- Provided records:
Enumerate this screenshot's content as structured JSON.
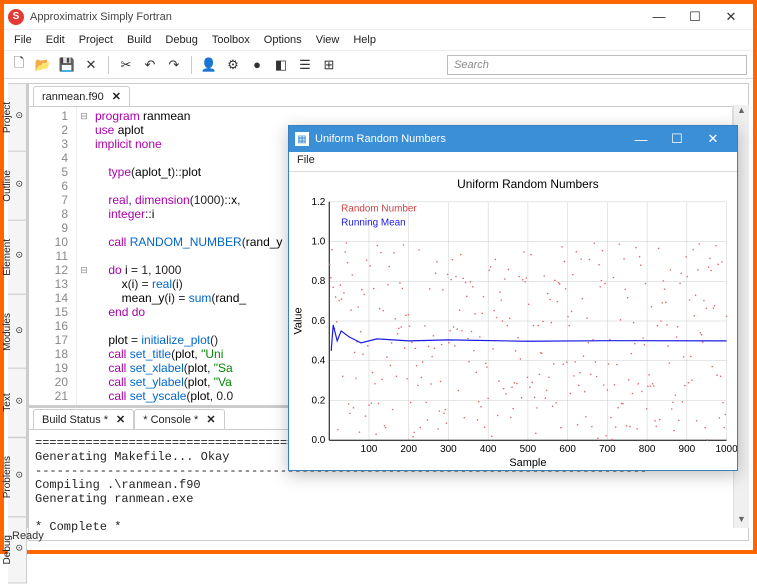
{
  "app": {
    "title": "Approximatrix Simply Fortran"
  },
  "menu": [
    "File",
    "Edit",
    "Project",
    "Build",
    "Debug",
    "Toolbox",
    "Options",
    "View",
    "Help"
  ],
  "search": {
    "placeholder": "Search"
  },
  "sidetabs": [
    "Project",
    "Outline",
    "Element Search",
    "Modules",
    "Text Search",
    "Problems",
    "Debug"
  ],
  "tabs": {
    "editor": "ranmean.f90"
  },
  "code": {
    "lines": [
      {
        "n": 1,
        "fold": "⊟",
        "html": "<span class='kw'>program</span> <span class='id'>ranmean</span>"
      },
      {
        "n": 2,
        "html": "<span class='kw'>use</span> <span class='id'>aplot</span>"
      },
      {
        "n": 3,
        "html": "<span class='kw'>implicit none</span>"
      },
      {
        "n": 4,
        "html": ""
      },
      {
        "n": 5,
        "html": "    <span class='kw'>type</span>(<span class='id'>aplot_t</span>)::<span class='id'>plot</span>"
      },
      {
        "n": 6,
        "html": ""
      },
      {
        "n": 7,
        "html": "    <span class='kw'>real</span>, <span class='kw'>dimension</span>(1000)::<span class='id'>x</span>,"
      },
      {
        "n": 8,
        "html": "    <span class='kw'>integer</span>::<span class='id'>i</span>"
      },
      {
        "n": 9,
        "html": ""
      },
      {
        "n": 10,
        "html": "    <span class='kw'>call</span> <span class='fn'>RANDOM_NUMBER</span>(<span class='id'>rand_y</span>"
      },
      {
        "n": 11,
        "html": ""
      },
      {
        "n": 12,
        "fold": "⊟",
        "html": "    <span class='kw'>do</span> <span class='id'>i</span> = 1, 1000"
      },
      {
        "n": 13,
        "html": "        <span class='id'>x</span>(<span class='id'>i</span>) = <span class='fn'>real</span>(<span class='id'>i</span>)"
      },
      {
        "n": 14,
        "html": "        <span class='id'>mean_y</span>(<span class='id'>i</span>) = <span class='fn'>sum</span>(<span class='id'>rand_</span>"
      },
      {
        "n": 15,
        "html": "    <span class='kw'>end do</span>"
      },
      {
        "n": 16,
        "html": ""
      },
      {
        "n": 17,
        "html": "    <span class='id'>plot</span> = <span class='fn'>initialize_plot</span>()"
      },
      {
        "n": 18,
        "html": "    <span class='kw'>call</span> <span class='fn'>set_title</span>(<span class='id'>plot</span>, <span class='str'>\"Uni</span>"
      },
      {
        "n": 19,
        "html": "    <span class='kw'>call</span> <span class='fn'>set_xlabel</span>(<span class='id'>plot</span>, <span class='str'>\"Sa</span>"
      },
      {
        "n": 20,
        "html": "    <span class='kw'>call</span> <span class='fn'>set_ylabel</span>(<span class='id'>plot</span>, <span class='str'>\"Va</span>"
      },
      {
        "n": 21,
        "html": "    <span class='kw'>call</span> <span class='fn'>set_yscale</span>(<span class='id'>plot</span>, 0.0"
      }
    ]
  },
  "bottomtabs": [
    {
      "label": "Build Status *",
      "active": true
    },
    {
      "label": "* Console *",
      "active": false
    }
  ],
  "console": "=====================================================================================\nGenerating Makefile... Okay\n-------------------------------------------------------------------------------------\nCompiling .\\ranmean.f90\nGenerating ranmean.exe\n\n* Complete *",
  "status": "Ready",
  "plot": {
    "title": "Uniform Random Numbers",
    "menu": "File",
    "legend": [
      "Random Number",
      "Running Mean"
    ]
  },
  "chart_data": {
    "type": "scatter",
    "title": "Uniform Random Numbers",
    "xlabel": "Sample",
    "ylabel": "Value",
    "xlim": [
      0,
      1000
    ],
    "ylim": [
      0,
      1.2
    ],
    "xticks": [
      100,
      200,
      300,
      400,
      500,
      600,
      700,
      800,
      900,
      1000
    ],
    "yticks": [
      0,
      0.2,
      0.4,
      0.6,
      0.8,
      1.0,
      1.2
    ],
    "series": [
      {
        "name": "Random Number",
        "type": "scatter",
        "color": "#e06666",
        "n": 1000,
        "distribution": "uniform[0,1]"
      },
      {
        "name": "Running Mean",
        "type": "line",
        "color": "#1a1ae6",
        "converges_to": 0.5,
        "sample_points": [
          {
            "x": 5,
            "y": 0.45
          },
          {
            "x": 10,
            "y": 0.58
          },
          {
            "x": 20,
            "y": 0.5
          },
          {
            "x": 30,
            "y": 0.55
          },
          {
            "x": 50,
            "y": 0.52
          },
          {
            "x": 80,
            "y": 0.49
          },
          {
            "x": 120,
            "y": 0.51
          },
          {
            "x": 200,
            "y": 0.5
          },
          {
            "x": 300,
            "y": 0.505
          },
          {
            "x": 500,
            "y": 0.498
          },
          {
            "x": 700,
            "y": 0.501
          },
          {
            "x": 1000,
            "y": 0.5
          }
        ]
      }
    ]
  }
}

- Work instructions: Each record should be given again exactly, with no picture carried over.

- Completed exercise:
Enumerate this screenshot's content as structured JSON.
{
  "app": {
    "title": "Approximatrix Simply Fortran"
  },
  "menu": [
    "File",
    "Edit",
    "Project",
    "Build",
    "Debug",
    "Toolbox",
    "Options",
    "View",
    "Help"
  ],
  "search": {
    "placeholder": "Search"
  },
  "sidetabs": [
    "Project",
    "Outline",
    "Element Search",
    "Modules",
    "Text Search",
    "Problems",
    "Debug"
  ],
  "tabs": {
    "editor": "ranmean.f90"
  },
  "code": {
    "lines": [
      {
        "n": 1,
        "fold": "⊟",
        "html": "<span class='kw'>program</span> <span class='id'>ranmean</span>"
      },
      {
        "n": 2,
        "html": "<span class='kw'>use</span> <span class='id'>aplot</span>"
      },
      {
        "n": 3,
        "html": "<span class='kw'>implicit none</span>"
      },
      {
        "n": 4,
        "html": ""
      },
      {
        "n": 5,
        "html": "    <span class='kw'>type</span>(<span class='id'>aplot_t</span>)::<span class='id'>plot</span>"
      },
      {
        "n": 6,
        "html": ""
      },
      {
        "n": 7,
        "html": "    <span class='kw'>real</span>, <span class='kw'>dimension</span>(1000)::<span class='id'>x</span>,"
      },
      {
        "n": 8,
        "html": "    <span class='kw'>integer</span>::<span class='id'>i</span>"
      },
      {
        "n": 9,
        "html": ""
      },
      {
        "n": 10,
        "html": "    <span class='kw'>call</span> <span class='fn'>RANDOM_NUMBER</span>(<span class='id'>rand_y</span>"
      },
      {
        "n": 11,
        "html": ""
      },
      {
        "n": 12,
        "fold": "⊟",
        "html": "    <span class='kw'>do</span> <span class='id'>i</span> = 1, 1000"
      },
      {
        "n": 13,
        "html": "        <span class='id'>x</span>(<span class='id'>i</span>) = <span class='fn'>real</span>(<span class='id'>i</span>)"
      },
      {
        "n": 14,
        "html": "        <span class='id'>mean_y</span>(<span class='id'>i</span>) = <span class='fn'>sum</span>(<span class='id'>rand_</span>"
      },
      {
        "n": 15,
        "html": "    <span class='kw'>end do</span>"
      },
      {
        "n": 16,
        "html": ""
      },
      {
        "n": 17,
        "html": "    <span class='id'>plot</span> = <span class='fn'>initialize_plot</span>()"
      },
      {
        "n": 18,
        "html": "    <span class='kw'>call</span> <span class='fn'>set_title</span>(<span class='id'>plot</span>, <span class='str'>\"Uni</span>"
      },
      {
        "n": 19,
        "html": "    <span class='kw'>call</span> <span class='fn'>set_xlabel</span>(<span class='id'>plot</span>, <span class='str'>\"Sa</span>"
      },
      {
        "n": 20,
        "html": "    <span class='kw'>call</span> <span class='fn'>set_ylabel</span>(<span class='id'>plot</span>, <span class='str'>\"Va</span>"
      },
      {
        "n": 21,
        "html": "    <span class='kw'>call</span> <span class='fn'>set_yscale</span>(<span class='id'>plot</span>, 0.0"
      }
    ]
  },
  "bottomtabs": [
    {
      "label": "Build Status *",
      "active": true
    },
    {
      "label": "* Console *",
      "active": false
    }
  ],
  "console": "=====================================================================================\nGenerating Makefile... Okay\n-------------------------------------------------------------------------------------\nCompiling .\\ranmean.f90\nGenerating ranmean.exe\n\n* Complete *",
  "status": "Ready",
  "plot": {
    "title": "Uniform Random Numbers",
    "menu": "File",
    "legend": [
      "Random Number",
      "Running Mean"
    ]
  },
  "chart_data": {
    "type": "scatter",
    "title": "Uniform Random Numbers",
    "xlabel": "Sample",
    "ylabel": "Value",
    "xlim": [
      0,
      1000
    ],
    "ylim": [
      0,
      1.2
    ],
    "xticks": [
      100,
      200,
      300,
      400,
      500,
      600,
      700,
      800,
      900,
      1000
    ],
    "yticks": [
      0,
      0.2,
      0.4,
      0.6,
      0.8,
      1.0,
      1.2
    ],
    "series": [
      {
        "name": "Random Number",
        "type": "scatter",
        "color": "#e06666",
        "n": 1000,
        "distribution": "uniform[0,1]"
      },
      {
        "name": "Running Mean",
        "type": "line",
        "color": "#1a1ae6",
        "converges_to": 0.5,
        "sample_points": [
          {
            "x": 5,
            "y": 0.45
          },
          {
            "x": 10,
            "y": 0.58
          },
          {
            "x": 20,
            "y": 0.5
          },
          {
            "x": 30,
            "y": 0.55
          },
          {
            "x": 50,
            "y": 0.52
          },
          {
            "x": 80,
            "y": 0.49
          },
          {
            "x": 120,
            "y": 0.51
          },
          {
            "x": 200,
            "y": 0.5
          },
          {
            "x": 300,
            "y": 0.505
          },
          {
            "x": 500,
            "y": 0.498
          },
          {
            "x": 700,
            "y": 0.501
          },
          {
            "x": 1000,
            "y": 0.5
          }
        ]
      }
    ]
  }
}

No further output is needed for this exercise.